“It’s so small, it would be prohibitive for a lot of stores — it has no back room or anything,” Crawford said. “What you see is what it is, other than a teeny bathroom that we use as a bathroom/storage closet. You have to be a free spirit and flexible to work there; we have no break room! But I started my business selling at shows, so I’m used to doing things out of a 10-foot booth.”
SaraBoo Creek, named after Crawford’s children Sara and Patrick (nickname: Boo) opened in Naperville in 2007 and specializes in custom signs and frames. The century-old building suits the vintage feel of the shop’s decor.
“It’s just perfect for us — I feel like we’re in the center of the universe here, like it’s the sweet spot in Naperville,” she said. “It’s been great here; Naperville has been very good to us.”
Apparently it was meant to be.

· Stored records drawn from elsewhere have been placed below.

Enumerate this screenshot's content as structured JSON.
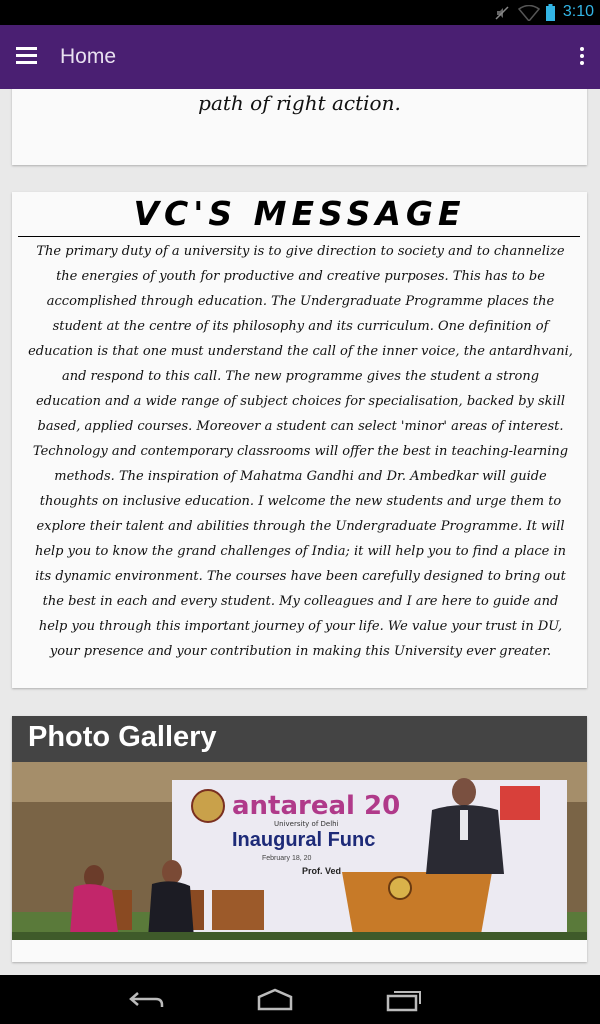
{
  "status_bar": {
    "time": "3:10",
    "icons": [
      "mute-icon",
      "wifi-icon",
      "battery-icon"
    ]
  },
  "app_bar": {
    "title": "Home",
    "menu_icon": "hamburger-menu-icon",
    "overflow_icon": "more-vert-icon",
    "color": "#4a1f72"
  },
  "quote_card": {
    "tail_text": "path of right action."
  },
  "vc_card": {
    "title": "VC'S MESSAGE",
    "body": "The primary duty of a university is to give direction to society and to channelize the energies of youth for productive and creative purposes. This has to be accomplished through education. The Undergraduate Programme places the student at the centre of its philosophy and its curriculum. One definition of education is that one must understand the call of the inner voice, the antardhvani, and respond to this call. The new programme gives the student a strong education and a wide range of subject choices for specialisation, backed by skill based, applied courses. Moreover a student can select 'minor' areas of interest. Technology and contemporary classrooms will offer the best in teaching-learning methods. The inspiration of Mahatma Gandhi and Dr. Ambedkar will guide thoughts on inclusive education. I welcome the new students and urge them to explore their talent and abilities through the Undergraduate Programme. It will help you to know the grand challenges of India; it will help you to find a place in its dynamic environment. The courses have been carefully designed to bring out the best in each and every student. My colleagues and I are here to guide and help you through this important journey of your life. We value your trust in DU, your presence and your contribution in making this University ever greater."
  },
  "gallery_card": {
    "title": "Photo Gallery",
    "photo": {
      "banner_brand": "antareal 20",
      "banner_sub": "University of Delhi",
      "banner_heading": "Inaugural Func",
      "banner_date": "February 18, 20",
      "banner_name": "Prof. Ved"
    }
  },
  "nav_bar": {
    "icons": [
      "back-icon",
      "home-icon",
      "recent-apps-icon"
    ]
  }
}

Joni Hirsch Blackman is a journalist and author of “Downtown Naperville.” Contact her at firstname.lastname@example.org.
Is there a doctor here?
A few days before Dr. Donald Carducci moved in to his new office at 107 W. Jefferson Ave. at the end of 1956, he turned a corner driving there and his 3-month-old son, Matthew, in the front seat with his brother Joe, fell out.
“Don was so excited, he jumped out of the car to get him, but the car was still moving, so when he realized that, he jumped back in the car, and someone stopped and picked up Matthew. The man said, ‘you’ve got to take him to the doctor, he just fell out of your car!’ My husband never told the man he was the doctor!” Jacquie Carducci said.
“My husband just ran down there, and the kids were in their pajamas. He was giving me a break. I’m not sure why the door opened. Joe might have tried to open it! After that, they rode in the back seat, and we took the inside handles out!”
The Carduccis had just moved to Naperville because Jacquie’s sister lived here. She told Donald that Edward Hospital had just converted from a TB sanitarium to a full-service hospital with opportunities for family practice physicians.
Dr. Carducci’s new office consisted of an exam room, a bathroom (where he tested specimens) and a small waiting room.
“Sometimes people waited on the front stoop — it was like an extension of the waiting room, the waiting room was so small,” said Matthew Carducci, who survived the car fall to become a Naperville doctor himself. “Malek Jewelry was in the other half of the building.”
The Fire Department was a couple of doors to the west, and the Police Department was across the street, so many of Carducci’s first patients came from there.
“They took a liking to him and sent him a lot of patients,” Jacquie said.
Though Carducci moved to 10 W. Martin after about five or six years on Jefferson — his practice flourished and he needed more room — he was always fond of that first place, where artist Les Schrader had painted Carducci’s name on the window.
“Don would go have dinner on the corner — Clark’s and then Fidler’s — and meet the pharmacist two nights a week when he had office hours,” Jacquie said. “He always had nice feelings about that first place.”
Carducci also went on five to 10 house calls a day. His office phone had an extension at the couple’s home on Main Street, so Jacquie could answer when he was out of the office.
The mother of nine children said with a laugh: “Many times, police came to the house to tell me my phone was off the hook, and patients couldn’t get a hold of the doctor!”
— Joni Hirsch-Blackman